When Disney studio chief Dick Cook was ousted last week, it was pretty common knowledge that an absent Cook, who was long a proponent of keeping the Miramax brand alive, certainly wasn't going to help things. Miramax hasn't been sufficiently profitable for a while, at least by Disney's standards. Sure, they've turned out some quality films over the last few years (No Country for Old Men, There Will Be Blood) but most people attribute those victories to New York's Worst Boss '07, producer Scott Rudin, and not Miramax head Daniel Battsek, the Brit who couldn't zero in on American tastes without the help of producers like Rudin: ears for quality and easy ins to studios. Miramax has also had far more than their fair share of failures lately, which the LAT report nicely reduces to their most recent three (Extract, Cheri, and The Boys Are Back). Are we forgetting Adventureland, Eagle vs. Shark, Blindness, etc? Because, well, we shouldn't.
These are mostly expensive films with fairly "bankable" stars being trotted out as "independent" fare, or as the LA Times enjoys calling it: "smaller, offbeat movies," which is a nice euphemism for anything that doesn't have a nailed-down demographic of conspicuous consumers (or, for that matter, teenagers). But big studio dramas used to do really well! Remember the 90s? Braveheart, Schindler's List, American Beauty, Gladiator: these films used to win box offices and Oscars. Not anymore. In their place are smaller affairs: The Reader, Crash, Revolutionary Road. Restrained pieces of moviemaking that aren't as epic as their history would suggest. Times change.
Picturehouse, Warner Independent, and now, Miramax: all of these were so-called "specialty division" studio-within-studios that failed. They were built up to lure stars with the promise of getting their art-house rocks off in exchange for a multi-picture deal involving a blockbuster. Why? Because, for studios, they weren't worth the cost of the money they were losing devoting resources to making or acquiring and marketing these mostly unprofitable movies. So: studio indies are coming to an end. Thank god.
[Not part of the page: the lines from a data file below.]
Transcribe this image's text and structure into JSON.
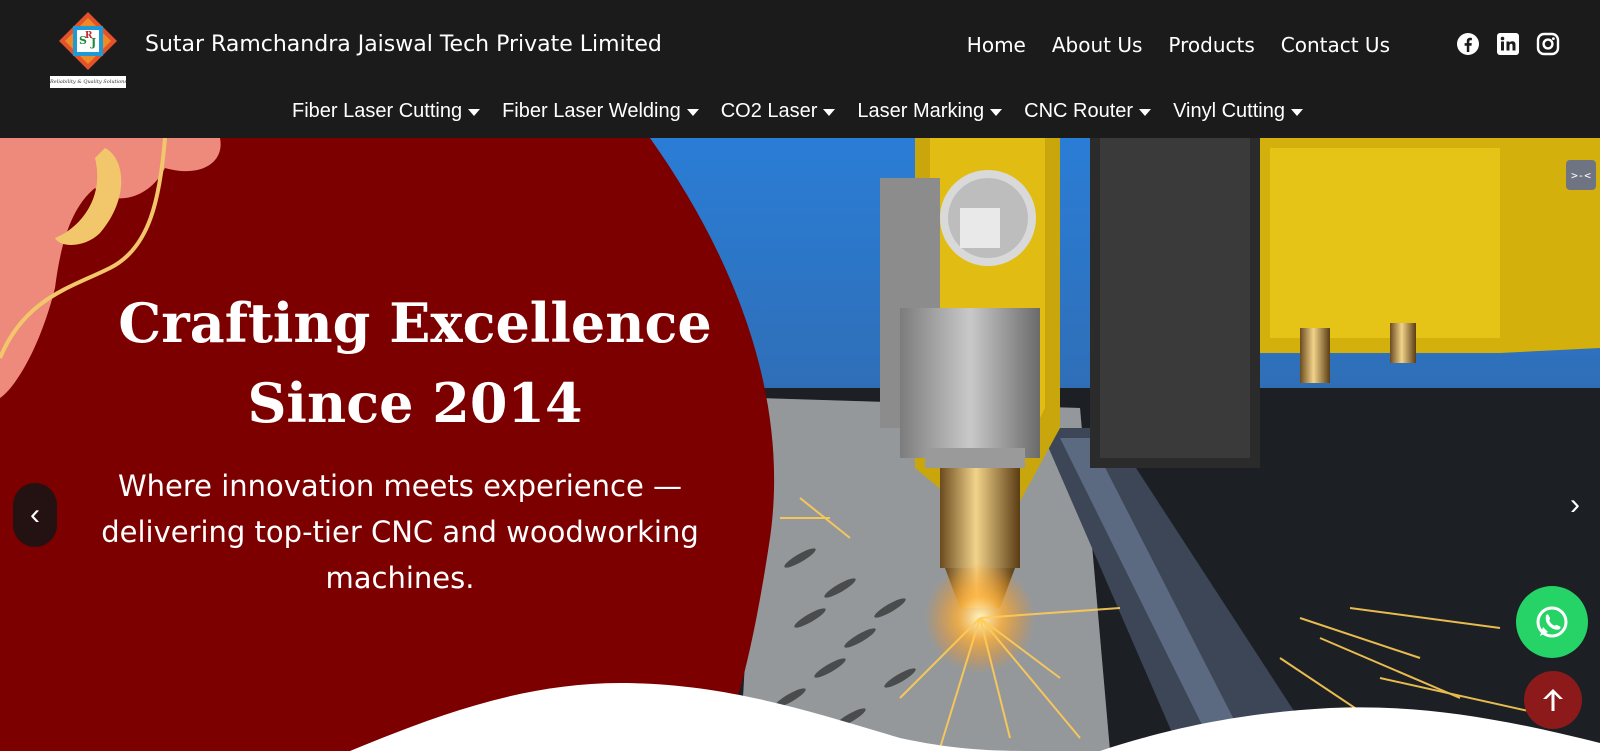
{
  "brand": {
    "company_name": "Sutar Ramchandra Jaiswal Tech Private Limited",
    "logo_letters": [
      "S",
      "R",
      "J"
    ],
    "logo_tagline": "Reliability & Quality Solutions"
  },
  "top_nav": {
    "items": [
      {
        "label": "Home"
      },
      {
        "label": "About Us"
      },
      {
        "label": "Products"
      },
      {
        "label": "Contact Us"
      }
    ]
  },
  "social": {
    "icons": [
      "facebook-icon",
      "linkedin-icon",
      "instagram-icon"
    ]
  },
  "category_nav": {
    "items": [
      {
        "label": "Fiber Laser Cutting"
      },
      {
        "label": "Fiber Laser Welding"
      },
      {
        "label": "CO2 Laser"
      },
      {
        "label": "Laser Marking"
      },
      {
        "label": "CNC Router"
      },
      {
        "label": "Vinyl Cutting"
      }
    ]
  },
  "hero": {
    "headline_line1": "Crafting Excellence",
    "headline_line2": "Since 2014",
    "subline_line1": "Where innovation meets experience —",
    "subline_line2": "delivering top-tier CNC and woodworking",
    "subline_line3": "machines.",
    "prev_label": "‹",
    "next_label": "›",
    "expand_label": ">-<"
  },
  "colors": {
    "header_bg": "#1b1b1b",
    "hero_red": "#7d0000",
    "accent_pink": "#ee8a7c",
    "accent_gold": "#f2c76b",
    "whatsapp_green": "#25d366",
    "to_top_red": "#8c1a1a"
  }
}
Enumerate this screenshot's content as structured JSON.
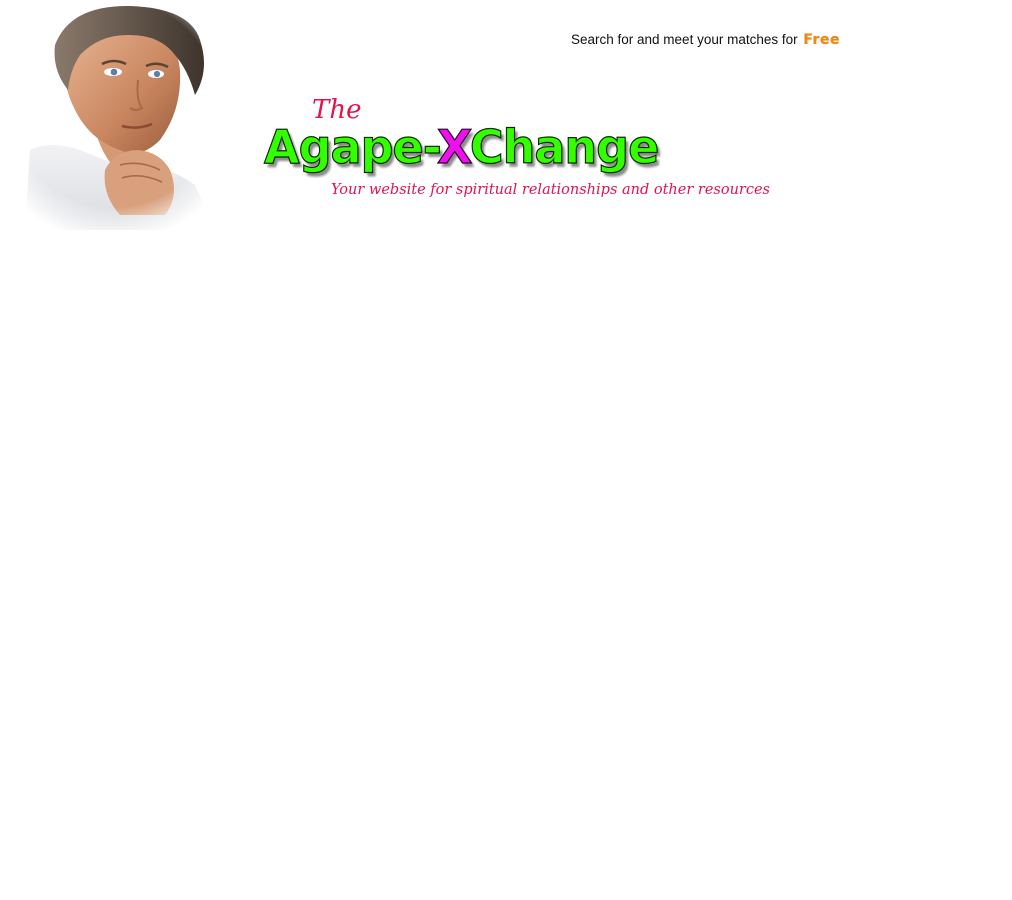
{
  "header": {
    "tagline": "Search for and meet your matches for",
    "tagline_highlight": "Free"
  },
  "logo": {
    "the": "The",
    "name_part1": "Agape-",
    "name_x": "X",
    "name_part2": "Change",
    "subtitle": "Your website for spiritual relationships and  other resources"
  },
  "colors": {
    "background": "#ffffff",
    "logo_green": "#33ff00",
    "logo_magenta": "#ee11ee",
    "logo_red": "#e0144f",
    "free_orange": "#f08a10"
  }
}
Miramax got their name by making movies like Swingers and Pulp Fiction. They stumbled upon raw talent who could make an incredible movie on the cheap, and the profits were extraordinary. When you have the backing of a studio like Disney, or Warner Bros, that's never going to happen. As much as they probably enjoy the schadenfreude of Disney fucking up their baby, even The Weinstein Brothers, still hopped up on the memories of their last moneyed days with Disney, are now caught between pissing cash into the wind on highbrow stuff, or focusing on making more stuff like Halloween 2. Layoffs are impending for Miramax employees who once thought they had the safety of a studio that cared about "good" movies. Disney's commitment to "quality" extends as far as their bottom line, like so many other multinationals trying to turn a buck.
Independent film used to be a game of digging through the dark to find something incredible, and that might be what it's returning to. Hollywood's new producers are savvy to New Media marketing games; they know how to make good films while keeping the kitchen sink. We can try to avoid the symbolism of Miramax's doom as much as we want to, but in the end, it's simple: conglomerates are out of the art-house game, which means its full-on open season for underdog movies again. Let the new Weinsteins emerge.